**Data shown:**
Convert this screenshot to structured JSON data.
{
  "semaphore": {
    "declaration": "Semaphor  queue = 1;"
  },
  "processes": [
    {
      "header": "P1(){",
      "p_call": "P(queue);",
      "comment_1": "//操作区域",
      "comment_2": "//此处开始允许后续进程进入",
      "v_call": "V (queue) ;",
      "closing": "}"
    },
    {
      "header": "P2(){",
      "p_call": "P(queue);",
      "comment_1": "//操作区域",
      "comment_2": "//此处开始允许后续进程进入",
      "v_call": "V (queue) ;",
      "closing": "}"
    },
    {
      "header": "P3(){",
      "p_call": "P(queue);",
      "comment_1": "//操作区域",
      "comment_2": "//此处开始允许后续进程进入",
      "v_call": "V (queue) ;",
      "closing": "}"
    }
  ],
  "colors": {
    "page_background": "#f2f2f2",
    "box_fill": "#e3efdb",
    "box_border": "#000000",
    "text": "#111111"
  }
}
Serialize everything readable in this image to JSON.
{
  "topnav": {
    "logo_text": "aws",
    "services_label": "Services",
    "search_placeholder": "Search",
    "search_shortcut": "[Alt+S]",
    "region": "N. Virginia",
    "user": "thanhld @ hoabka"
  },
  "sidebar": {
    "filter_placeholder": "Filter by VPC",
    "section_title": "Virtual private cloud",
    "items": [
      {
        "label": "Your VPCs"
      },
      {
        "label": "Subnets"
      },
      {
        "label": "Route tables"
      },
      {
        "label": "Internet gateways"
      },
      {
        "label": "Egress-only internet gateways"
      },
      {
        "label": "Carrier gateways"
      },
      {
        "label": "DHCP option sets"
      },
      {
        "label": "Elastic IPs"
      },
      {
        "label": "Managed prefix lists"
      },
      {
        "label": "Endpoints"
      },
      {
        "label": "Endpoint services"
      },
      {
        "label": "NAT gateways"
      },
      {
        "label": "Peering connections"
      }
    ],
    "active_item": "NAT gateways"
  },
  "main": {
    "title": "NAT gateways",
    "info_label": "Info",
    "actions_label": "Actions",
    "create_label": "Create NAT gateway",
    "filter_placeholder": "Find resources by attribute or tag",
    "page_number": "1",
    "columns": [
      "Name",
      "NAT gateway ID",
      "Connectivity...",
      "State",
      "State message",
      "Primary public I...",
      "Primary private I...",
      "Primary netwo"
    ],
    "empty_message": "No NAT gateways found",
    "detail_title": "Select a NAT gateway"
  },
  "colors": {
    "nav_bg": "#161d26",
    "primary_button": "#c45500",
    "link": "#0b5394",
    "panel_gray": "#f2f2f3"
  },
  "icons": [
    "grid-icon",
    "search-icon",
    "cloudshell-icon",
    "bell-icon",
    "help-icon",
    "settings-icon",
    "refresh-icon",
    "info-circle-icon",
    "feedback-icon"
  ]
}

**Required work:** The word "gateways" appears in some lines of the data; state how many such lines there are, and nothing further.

**Exercise solution:** 7